Areas at particular risk of rust damage are:
- top of tanks, especially if they are cylindrical tanks mounted vertically (on end)
- underside of tanks
- fill point, outlet and drain plug
- welded seams
- surfaces and joints between the tank and the support structure.
Maintaining the integrity of the fuel being stored
To keep water out of the tank, install a desiccant breather to remove moisture and airborne debris from air drawn into the tank as fuel is removed. Turning over fuel frequently minimises moisture problems and microbes. Hence, tanks should be sized to meet the needs and contingency requirements of the feedlot. Minimising temperature extremes also minimises condensation (and microbial growth). To maintain fuel quality and reduce losses, install fuel storages out of direct sunlight (but not under trees) and paint them a light colour if possible. Installing storage tanks on a slight gradient allows water and sediment to collection at the low end and be removed.
Sheds and Roofing
Australia is well serviced by companies that design and construct all types of farm buildings.
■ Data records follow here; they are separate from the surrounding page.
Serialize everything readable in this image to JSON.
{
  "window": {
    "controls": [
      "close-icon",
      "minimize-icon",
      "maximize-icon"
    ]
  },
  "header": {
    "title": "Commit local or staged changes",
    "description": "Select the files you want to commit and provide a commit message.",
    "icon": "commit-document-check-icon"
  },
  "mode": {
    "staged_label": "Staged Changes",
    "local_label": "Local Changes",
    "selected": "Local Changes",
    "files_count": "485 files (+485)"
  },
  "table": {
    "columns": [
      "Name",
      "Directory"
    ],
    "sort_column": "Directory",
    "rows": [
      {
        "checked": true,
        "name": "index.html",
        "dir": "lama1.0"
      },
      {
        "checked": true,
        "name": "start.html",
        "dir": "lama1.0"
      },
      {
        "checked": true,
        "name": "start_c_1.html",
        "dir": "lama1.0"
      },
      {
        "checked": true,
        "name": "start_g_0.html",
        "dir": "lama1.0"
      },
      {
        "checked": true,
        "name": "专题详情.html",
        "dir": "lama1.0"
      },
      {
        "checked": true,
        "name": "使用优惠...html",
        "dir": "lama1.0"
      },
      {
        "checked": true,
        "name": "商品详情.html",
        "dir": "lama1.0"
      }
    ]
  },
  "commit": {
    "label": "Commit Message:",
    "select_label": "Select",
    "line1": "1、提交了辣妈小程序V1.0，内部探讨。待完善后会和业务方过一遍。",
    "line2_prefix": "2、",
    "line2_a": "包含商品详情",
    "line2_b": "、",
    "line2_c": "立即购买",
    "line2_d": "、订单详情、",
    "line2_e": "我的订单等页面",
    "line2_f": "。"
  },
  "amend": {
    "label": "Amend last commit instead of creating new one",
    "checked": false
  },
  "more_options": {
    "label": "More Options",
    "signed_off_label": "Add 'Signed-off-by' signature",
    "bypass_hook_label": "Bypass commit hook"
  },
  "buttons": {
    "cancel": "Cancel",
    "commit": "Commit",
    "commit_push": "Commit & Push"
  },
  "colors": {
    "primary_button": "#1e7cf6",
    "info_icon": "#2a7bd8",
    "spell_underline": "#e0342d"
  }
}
Cost will depend on geographic location, source of supply, span and length of the building and the way in which the project is undertaken. If the shed frame is made from steel poor construction or inadequate maintenance may lead to corrosion problems with steel. Galvanised steel sheeting is the most common and most economical form of cladding yet creates unknown issues with regard to increased thermal heat load from the sun. In fact galvanised steel has a very high solar absorption and very low emissivity (heat release). Super Therm® blocks the solar heat and therefore adds more protection, safer environment and long term corrosion protection.
For single row shed design, a mono-slope roof is adequate. Monoslopes are most identifiable by their sloped roof or truss. The pitch of the roof has an effect on ventilation, water carrying capacity of the roof area and lifespan. Typically with a steeper roof, more debris is washed off the surface during rain events, improving its effective lifespan. The lower the span the more heat is also absorbed and an energy reduction ceramic cool coating of Super Therm® will protect both the roof and walls from unnecessary solar heat absorption and heat load.
In addition, copper, gold, lead, silver, zinc and other desirable metals are often found in ores rich in iron sulphide. When iron sulphide is exposed to air or dissolved oxygen in water, the sulphide oxidises to sulphate, which then turns to sulphuric acid (H2 SO4). Sulphuric acid is a highly corrosive chemical. It is also one of the primary constituents in acid rain and is toxic to most living organisms. The sulphuric acid produced in sulphide mine tailings makes the surrounding water more acidic. In addition to the direct effects of that acidity, acid water leaches toxic heavy metals from the tailings into receiving water bodies.
Leakage of fluids from damaged or corroded chemical storage systems.